Stored records:
--------------------------------

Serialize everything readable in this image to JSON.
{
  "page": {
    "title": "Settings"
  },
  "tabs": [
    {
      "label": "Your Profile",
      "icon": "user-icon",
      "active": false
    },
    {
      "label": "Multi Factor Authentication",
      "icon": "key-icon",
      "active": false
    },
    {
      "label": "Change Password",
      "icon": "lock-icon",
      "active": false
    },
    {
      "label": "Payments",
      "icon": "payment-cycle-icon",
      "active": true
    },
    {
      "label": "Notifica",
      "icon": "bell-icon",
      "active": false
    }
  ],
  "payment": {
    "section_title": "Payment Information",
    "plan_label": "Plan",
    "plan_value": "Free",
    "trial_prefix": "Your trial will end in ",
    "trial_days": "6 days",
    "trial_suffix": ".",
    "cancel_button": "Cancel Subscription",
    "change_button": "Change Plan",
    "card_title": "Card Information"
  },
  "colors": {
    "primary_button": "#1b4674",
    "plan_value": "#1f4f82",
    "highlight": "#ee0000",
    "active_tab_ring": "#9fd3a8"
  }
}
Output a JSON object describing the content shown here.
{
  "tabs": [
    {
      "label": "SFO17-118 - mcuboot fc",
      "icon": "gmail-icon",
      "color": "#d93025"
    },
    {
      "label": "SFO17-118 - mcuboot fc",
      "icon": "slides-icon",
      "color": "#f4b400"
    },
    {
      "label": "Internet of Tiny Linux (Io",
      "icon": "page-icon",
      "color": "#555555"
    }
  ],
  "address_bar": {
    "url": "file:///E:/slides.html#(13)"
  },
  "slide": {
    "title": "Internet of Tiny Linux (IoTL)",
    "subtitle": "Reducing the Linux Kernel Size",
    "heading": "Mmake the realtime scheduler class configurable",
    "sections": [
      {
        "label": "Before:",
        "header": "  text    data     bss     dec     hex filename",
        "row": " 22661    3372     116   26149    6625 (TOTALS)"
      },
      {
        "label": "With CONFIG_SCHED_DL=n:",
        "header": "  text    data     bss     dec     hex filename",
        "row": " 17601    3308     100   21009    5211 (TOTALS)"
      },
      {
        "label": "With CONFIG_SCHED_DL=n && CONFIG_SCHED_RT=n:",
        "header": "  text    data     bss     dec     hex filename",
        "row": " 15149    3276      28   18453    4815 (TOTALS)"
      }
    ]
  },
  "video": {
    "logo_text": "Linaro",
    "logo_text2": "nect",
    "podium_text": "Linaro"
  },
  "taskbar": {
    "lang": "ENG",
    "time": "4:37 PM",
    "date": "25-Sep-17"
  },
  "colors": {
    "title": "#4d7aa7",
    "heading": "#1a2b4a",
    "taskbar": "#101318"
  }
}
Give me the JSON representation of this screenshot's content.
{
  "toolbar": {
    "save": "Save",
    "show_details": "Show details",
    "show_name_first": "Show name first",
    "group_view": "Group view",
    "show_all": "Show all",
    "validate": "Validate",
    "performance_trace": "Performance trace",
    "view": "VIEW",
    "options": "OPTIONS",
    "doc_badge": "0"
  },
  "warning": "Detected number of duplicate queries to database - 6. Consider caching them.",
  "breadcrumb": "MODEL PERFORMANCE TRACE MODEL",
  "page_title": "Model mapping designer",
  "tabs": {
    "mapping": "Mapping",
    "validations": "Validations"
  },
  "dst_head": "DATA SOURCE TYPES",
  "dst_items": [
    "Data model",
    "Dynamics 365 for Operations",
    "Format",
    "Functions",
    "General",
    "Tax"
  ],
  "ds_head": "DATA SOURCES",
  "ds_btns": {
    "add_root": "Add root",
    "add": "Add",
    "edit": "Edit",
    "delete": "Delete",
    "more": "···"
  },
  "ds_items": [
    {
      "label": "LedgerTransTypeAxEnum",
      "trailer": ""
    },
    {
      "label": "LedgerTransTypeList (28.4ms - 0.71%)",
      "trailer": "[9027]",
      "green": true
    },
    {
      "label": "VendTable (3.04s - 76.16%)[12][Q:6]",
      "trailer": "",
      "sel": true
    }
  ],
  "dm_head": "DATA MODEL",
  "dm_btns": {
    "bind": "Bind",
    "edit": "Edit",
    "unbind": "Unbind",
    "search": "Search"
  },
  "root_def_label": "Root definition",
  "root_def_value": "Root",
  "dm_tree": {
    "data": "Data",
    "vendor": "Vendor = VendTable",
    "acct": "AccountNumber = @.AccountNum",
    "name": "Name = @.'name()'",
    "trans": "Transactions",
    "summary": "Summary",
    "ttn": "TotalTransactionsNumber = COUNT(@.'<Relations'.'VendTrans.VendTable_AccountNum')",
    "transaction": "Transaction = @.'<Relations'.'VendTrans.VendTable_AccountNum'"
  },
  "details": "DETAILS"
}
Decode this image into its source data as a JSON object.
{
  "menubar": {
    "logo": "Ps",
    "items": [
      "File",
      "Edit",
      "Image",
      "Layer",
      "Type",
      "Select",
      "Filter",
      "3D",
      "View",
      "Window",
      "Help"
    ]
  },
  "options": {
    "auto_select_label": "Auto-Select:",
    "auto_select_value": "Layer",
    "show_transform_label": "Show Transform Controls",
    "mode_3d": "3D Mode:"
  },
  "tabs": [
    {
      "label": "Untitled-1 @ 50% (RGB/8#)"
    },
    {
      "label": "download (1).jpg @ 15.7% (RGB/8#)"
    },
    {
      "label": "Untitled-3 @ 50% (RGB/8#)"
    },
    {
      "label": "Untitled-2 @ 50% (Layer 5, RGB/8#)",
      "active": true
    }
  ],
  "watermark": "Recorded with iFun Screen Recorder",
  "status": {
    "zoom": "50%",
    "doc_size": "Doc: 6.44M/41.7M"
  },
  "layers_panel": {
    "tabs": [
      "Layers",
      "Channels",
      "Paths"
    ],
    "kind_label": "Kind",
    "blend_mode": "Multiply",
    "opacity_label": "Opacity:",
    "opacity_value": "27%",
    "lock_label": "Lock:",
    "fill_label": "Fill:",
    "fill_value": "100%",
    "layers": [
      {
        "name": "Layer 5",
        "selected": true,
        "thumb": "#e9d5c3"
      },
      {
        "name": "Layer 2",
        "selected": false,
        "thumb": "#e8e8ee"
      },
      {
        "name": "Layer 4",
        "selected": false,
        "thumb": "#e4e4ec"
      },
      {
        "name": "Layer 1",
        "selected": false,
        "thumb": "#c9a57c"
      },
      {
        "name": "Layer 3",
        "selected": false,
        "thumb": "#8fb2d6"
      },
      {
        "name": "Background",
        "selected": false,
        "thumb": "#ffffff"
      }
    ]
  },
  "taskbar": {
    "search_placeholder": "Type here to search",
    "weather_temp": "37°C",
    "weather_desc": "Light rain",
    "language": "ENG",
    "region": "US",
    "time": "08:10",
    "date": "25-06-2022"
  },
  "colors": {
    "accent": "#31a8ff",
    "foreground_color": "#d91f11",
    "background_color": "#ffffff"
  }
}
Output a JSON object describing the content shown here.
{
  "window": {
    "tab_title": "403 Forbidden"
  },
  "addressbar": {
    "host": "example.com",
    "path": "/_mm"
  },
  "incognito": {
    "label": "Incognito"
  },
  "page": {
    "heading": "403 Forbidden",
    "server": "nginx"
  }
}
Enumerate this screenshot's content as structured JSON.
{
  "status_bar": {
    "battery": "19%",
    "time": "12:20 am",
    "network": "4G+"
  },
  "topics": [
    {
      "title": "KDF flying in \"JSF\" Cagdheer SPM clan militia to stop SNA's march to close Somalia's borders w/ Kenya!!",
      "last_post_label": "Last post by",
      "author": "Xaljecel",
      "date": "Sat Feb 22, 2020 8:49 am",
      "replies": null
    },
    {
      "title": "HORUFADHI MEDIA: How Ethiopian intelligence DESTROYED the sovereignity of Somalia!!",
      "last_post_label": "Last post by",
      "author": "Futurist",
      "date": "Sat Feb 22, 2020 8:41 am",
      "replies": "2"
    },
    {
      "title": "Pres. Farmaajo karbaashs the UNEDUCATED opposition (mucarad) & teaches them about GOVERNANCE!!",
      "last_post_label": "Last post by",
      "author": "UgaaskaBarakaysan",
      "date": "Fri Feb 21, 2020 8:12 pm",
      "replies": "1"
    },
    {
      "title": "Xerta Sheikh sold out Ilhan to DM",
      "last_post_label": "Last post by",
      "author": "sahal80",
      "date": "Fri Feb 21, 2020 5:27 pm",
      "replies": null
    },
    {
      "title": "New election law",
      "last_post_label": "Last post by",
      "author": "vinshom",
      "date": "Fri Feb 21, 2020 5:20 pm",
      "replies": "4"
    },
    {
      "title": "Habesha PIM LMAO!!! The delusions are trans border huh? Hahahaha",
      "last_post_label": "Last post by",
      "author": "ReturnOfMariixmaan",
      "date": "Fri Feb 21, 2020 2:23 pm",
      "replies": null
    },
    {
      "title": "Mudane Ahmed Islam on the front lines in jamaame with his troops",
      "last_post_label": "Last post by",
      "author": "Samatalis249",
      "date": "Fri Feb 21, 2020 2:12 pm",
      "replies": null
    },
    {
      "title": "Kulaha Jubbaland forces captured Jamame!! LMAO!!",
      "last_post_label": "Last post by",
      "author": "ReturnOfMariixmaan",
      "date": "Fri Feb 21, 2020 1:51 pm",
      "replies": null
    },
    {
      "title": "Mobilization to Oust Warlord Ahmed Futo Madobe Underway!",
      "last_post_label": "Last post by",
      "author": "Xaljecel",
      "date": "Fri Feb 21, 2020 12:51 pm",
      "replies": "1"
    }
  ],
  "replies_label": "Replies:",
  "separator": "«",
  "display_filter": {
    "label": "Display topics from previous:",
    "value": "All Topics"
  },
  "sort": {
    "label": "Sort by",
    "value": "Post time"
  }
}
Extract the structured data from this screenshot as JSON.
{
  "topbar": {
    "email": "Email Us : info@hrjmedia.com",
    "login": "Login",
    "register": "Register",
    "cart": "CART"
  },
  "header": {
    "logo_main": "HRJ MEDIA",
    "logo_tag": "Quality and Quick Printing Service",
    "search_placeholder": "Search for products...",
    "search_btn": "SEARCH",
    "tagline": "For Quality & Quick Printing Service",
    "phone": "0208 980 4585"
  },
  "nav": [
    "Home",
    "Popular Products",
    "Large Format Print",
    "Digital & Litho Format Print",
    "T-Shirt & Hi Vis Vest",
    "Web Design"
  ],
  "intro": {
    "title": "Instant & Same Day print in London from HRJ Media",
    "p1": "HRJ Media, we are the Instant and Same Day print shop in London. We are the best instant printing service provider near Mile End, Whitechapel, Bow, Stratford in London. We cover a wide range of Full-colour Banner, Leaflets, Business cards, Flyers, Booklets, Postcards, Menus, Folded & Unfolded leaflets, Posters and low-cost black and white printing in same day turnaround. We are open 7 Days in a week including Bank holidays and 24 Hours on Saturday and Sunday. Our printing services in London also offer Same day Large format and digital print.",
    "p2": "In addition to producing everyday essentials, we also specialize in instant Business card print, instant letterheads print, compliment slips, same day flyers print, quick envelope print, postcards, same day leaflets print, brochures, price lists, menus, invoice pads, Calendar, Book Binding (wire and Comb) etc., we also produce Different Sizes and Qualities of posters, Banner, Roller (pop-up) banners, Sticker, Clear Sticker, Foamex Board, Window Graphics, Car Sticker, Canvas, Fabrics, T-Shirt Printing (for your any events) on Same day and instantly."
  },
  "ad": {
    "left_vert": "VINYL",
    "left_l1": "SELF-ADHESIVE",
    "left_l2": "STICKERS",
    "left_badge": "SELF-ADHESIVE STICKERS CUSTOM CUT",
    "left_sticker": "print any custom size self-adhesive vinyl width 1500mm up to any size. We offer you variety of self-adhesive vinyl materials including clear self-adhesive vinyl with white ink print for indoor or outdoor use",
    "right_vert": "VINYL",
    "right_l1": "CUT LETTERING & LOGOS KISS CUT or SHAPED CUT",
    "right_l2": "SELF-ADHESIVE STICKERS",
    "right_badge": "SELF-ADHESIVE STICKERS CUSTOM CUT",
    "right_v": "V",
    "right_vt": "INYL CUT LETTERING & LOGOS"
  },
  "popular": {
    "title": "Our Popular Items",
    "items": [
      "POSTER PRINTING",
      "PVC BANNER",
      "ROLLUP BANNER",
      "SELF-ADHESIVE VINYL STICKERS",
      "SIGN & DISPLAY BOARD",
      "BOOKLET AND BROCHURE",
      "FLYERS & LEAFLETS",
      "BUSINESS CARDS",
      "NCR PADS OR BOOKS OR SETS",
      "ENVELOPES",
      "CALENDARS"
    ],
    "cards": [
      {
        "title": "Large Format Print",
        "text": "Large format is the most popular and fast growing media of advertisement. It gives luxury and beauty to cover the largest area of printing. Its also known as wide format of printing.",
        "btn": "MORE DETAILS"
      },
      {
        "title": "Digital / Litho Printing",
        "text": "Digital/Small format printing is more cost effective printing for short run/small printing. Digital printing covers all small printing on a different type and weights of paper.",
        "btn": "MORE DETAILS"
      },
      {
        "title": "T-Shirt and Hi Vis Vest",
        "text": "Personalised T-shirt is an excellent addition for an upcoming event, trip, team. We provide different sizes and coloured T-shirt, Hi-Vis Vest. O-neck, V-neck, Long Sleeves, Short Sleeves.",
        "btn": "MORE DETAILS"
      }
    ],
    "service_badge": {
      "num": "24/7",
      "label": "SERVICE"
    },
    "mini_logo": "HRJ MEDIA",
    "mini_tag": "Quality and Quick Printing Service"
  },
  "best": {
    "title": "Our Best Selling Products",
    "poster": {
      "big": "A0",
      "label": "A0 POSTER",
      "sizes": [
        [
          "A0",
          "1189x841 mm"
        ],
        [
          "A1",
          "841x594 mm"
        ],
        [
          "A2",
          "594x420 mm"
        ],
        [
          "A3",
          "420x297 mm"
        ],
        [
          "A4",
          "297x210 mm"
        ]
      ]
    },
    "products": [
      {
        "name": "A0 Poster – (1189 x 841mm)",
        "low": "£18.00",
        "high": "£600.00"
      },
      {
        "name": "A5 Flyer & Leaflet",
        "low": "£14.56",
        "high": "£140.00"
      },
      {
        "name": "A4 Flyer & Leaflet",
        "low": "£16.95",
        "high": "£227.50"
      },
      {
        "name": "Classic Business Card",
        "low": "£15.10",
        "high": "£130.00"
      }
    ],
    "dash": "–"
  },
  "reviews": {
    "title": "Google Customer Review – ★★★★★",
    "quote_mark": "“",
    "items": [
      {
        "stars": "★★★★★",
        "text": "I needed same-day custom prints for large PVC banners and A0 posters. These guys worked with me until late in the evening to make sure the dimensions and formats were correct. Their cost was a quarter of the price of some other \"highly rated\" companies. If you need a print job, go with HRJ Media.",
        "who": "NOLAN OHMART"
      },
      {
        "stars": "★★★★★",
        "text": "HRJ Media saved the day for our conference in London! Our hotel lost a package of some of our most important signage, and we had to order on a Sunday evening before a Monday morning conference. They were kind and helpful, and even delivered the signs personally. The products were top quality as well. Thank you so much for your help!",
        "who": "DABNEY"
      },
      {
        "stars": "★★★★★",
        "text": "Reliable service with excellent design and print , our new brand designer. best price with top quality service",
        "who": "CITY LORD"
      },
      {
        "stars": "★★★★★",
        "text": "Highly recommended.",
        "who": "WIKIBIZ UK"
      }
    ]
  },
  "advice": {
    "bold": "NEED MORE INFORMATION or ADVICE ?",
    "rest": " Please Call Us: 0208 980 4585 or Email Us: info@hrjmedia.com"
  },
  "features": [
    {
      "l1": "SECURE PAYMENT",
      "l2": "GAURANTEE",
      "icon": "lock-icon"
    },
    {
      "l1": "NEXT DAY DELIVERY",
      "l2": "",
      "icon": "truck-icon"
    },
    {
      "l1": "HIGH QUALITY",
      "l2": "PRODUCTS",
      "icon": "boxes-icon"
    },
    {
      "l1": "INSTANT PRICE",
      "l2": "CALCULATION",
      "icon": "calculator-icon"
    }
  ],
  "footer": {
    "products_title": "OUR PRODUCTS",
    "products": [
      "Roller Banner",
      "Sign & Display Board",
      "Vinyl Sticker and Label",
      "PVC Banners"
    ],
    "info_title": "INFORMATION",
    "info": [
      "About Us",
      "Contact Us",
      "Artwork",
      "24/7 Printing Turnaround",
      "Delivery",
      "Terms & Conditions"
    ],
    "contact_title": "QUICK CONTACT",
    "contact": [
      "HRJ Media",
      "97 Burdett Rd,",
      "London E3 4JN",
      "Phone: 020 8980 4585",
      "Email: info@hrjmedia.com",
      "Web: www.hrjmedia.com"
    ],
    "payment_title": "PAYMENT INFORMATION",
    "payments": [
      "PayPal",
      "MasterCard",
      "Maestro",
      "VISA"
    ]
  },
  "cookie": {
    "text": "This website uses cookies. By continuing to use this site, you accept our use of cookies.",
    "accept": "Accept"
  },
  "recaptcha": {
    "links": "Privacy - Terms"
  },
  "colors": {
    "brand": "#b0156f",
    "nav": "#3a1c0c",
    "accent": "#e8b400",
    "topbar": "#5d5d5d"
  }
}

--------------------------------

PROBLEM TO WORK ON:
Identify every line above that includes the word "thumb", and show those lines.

WRITTEN RESPONSE:
        "thumb": "#e9d5c3"
        "thumb": "#e8e8ee"
        "thumb": "#e4e4ec"
        "thumb": "#c9a57c"
        "thumb": "#8fb2d6"
        "thumb": "#ffffff"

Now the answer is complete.